A food allergy can affect your child's day-to-day activities and make life frustrating. Don't wait another minute- call Kangos Pediatrics in Austin, TX at 512-250-1997 now to schedule an appointment.
Acne is by far the most common skin complaint among teenagers, affecting nearly all of those between the ages of 12 and 17 at least occasionally, according to the American Academy of Dermatology. In most cases, hormones released during puberty are responsible for the appearance of blemishes during the teen years. These hormones stimulate the skin’s sebaceous (oil) glands, producing oily skin that is more prone to breakouts. Because teens are extremely conscious of their image and appearance, an acne outbreak can be emotionally devastating.
While hormonal changes during puberty cause many types of acne to be unavoidable, with a diligent skincare regimen, many teens can help control breakouts from becoming severe, minimize the appearance of blemishes and prevent scarring. The good news is that acne goes away almost completely for most people by the time they are out of their teens.

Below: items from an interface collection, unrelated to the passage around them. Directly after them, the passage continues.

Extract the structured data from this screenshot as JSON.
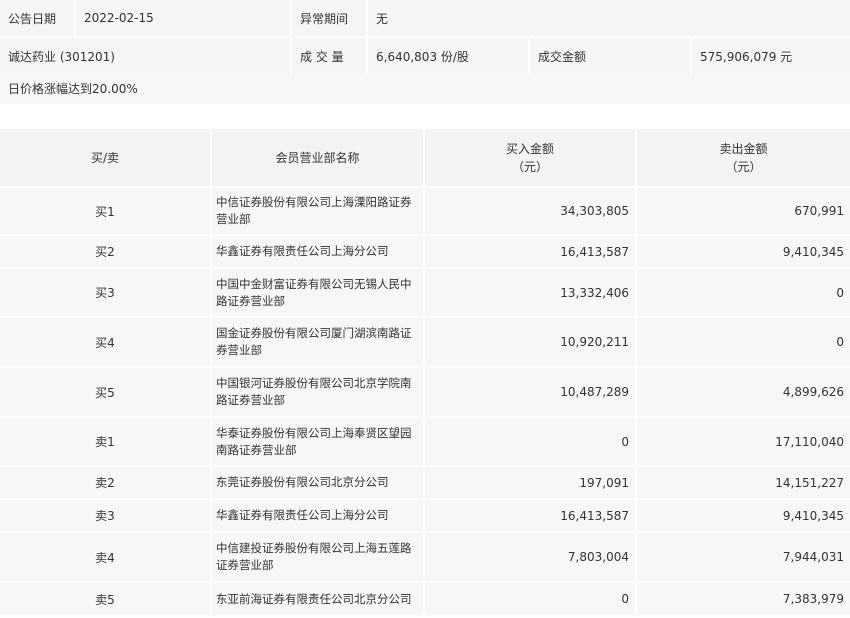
{
  "header": {
    "date_label": "公告日期",
    "date_value": "2022-02-15",
    "period_label": "异常期间",
    "period_value": "无",
    "stock_name": "诚达药业 (301201)",
    "volume_label": "成 交 量",
    "volume_value": "6,640,803 份/股",
    "amount_label": "成交金额",
    "amount_value": "575,906,079 元"
  },
  "note": "日价格涨幅达到20.00%",
  "table": {
    "headers": {
      "side": "买/卖",
      "name": "会员营业部名称",
      "buy_line1": "买入金额",
      "buy_line2": "（元）",
      "sell_line1": "卖出金额",
      "sell_line2": "（元）"
    },
    "rows": [
      {
        "side": "买1",
        "name": "中信证券股份有限公司上海溧阳路证券营业部",
        "buy": "34,303,805",
        "sell": "670,991"
      },
      {
        "side": "买2",
        "name": "华鑫证券有限责任公司上海分公司",
        "buy": "16,413,587",
        "sell": "9,410,345"
      },
      {
        "side": "买3",
        "name": "中国中金财富证券有限公司无锡人民中路证券营业部",
        "buy": "13,332,406",
        "sell": "0"
      },
      {
        "side": "买4",
        "name": "国金证券股份有限公司厦门湖滨南路证券营业部",
        "buy": "10,920,211",
        "sell": "0"
      },
      {
        "side": "买5",
        "name": "中国银河证券股份有限公司北京学院南路证券营业部",
        "buy": "10,487,289",
        "sell": "4,899,626"
      },
      {
        "side": "卖1",
        "name": "华泰证券股份有限公司上海奉贤区望园南路证券营业部",
        "buy": "0",
        "sell": "17,110,040"
      },
      {
        "side": "卖2",
        "name": "东莞证券股份有限公司北京分公司",
        "buy": "197,091",
        "sell": "14,151,227"
      },
      {
        "side": "卖3",
        "name": "华鑫证券有限责任公司上海分公司",
        "buy": "16,413,587",
        "sell": "9,410,345"
      },
      {
        "side": "卖4",
        "name": "中信建投证券股份有限公司上海五莲路证券营业部",
        "buy": "7,803,004",
        "sell": "7,944,031"
      },
      {
        "side": "卖5",
        "name": "东亚前海证券有限责任公司北京分公司",
        "buy": "0",
        "sell": "7,383,979"
      }
    ]
  }
}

- Keep skin clean. Teens produce more oil, so it’s important to wash the face every day with warm water and a mild cleanser to remove excess surface oils and dead skin cells. Always remove makeup before going to bed to avoid clogging pores.
- Avoid over washing. Harsh scrubbing can lead to dry, irritated skin which can actually increase inflammation and trigger glands to produce more oil.
- Don’t pick. Squeezing and picking at acne can make breakouts worse. Picking at blemishes can also lead to greater inflammation and infection, increasing the risk for scarring.
- Keep hands off. Avoid touching the face throughout the day as the oils on hands can drive bacteria into the pores.
- Use oil-free products. Avoid oil-based makeup. Instead look for products that are noncomedogenic or non-acnegenic.
- Shower after sports or physical activities. Sweat and oil can settle on the skin’s surface trapping dirt and bacteria in the pores.
- Visit your pediatrician or dermatologist. Most cases of mild acne can be controlled and improved with a good skincare routine at home. If your skin problems persist, visit your pediatrician for professional treatment.
Being a teenager is tough enough without having to worry about breakouts. The good news is that effective treatments are available for acne — and the earlier treatment is started, the lower a teen’s risk of lasting physical and emotional damage. Take your teen to a dermatologist or pediatrician who can provide feedback on the cause, type and severity of acne. Your pediatrician can make recommendations for medications and regimens based on your teen's unique skin type.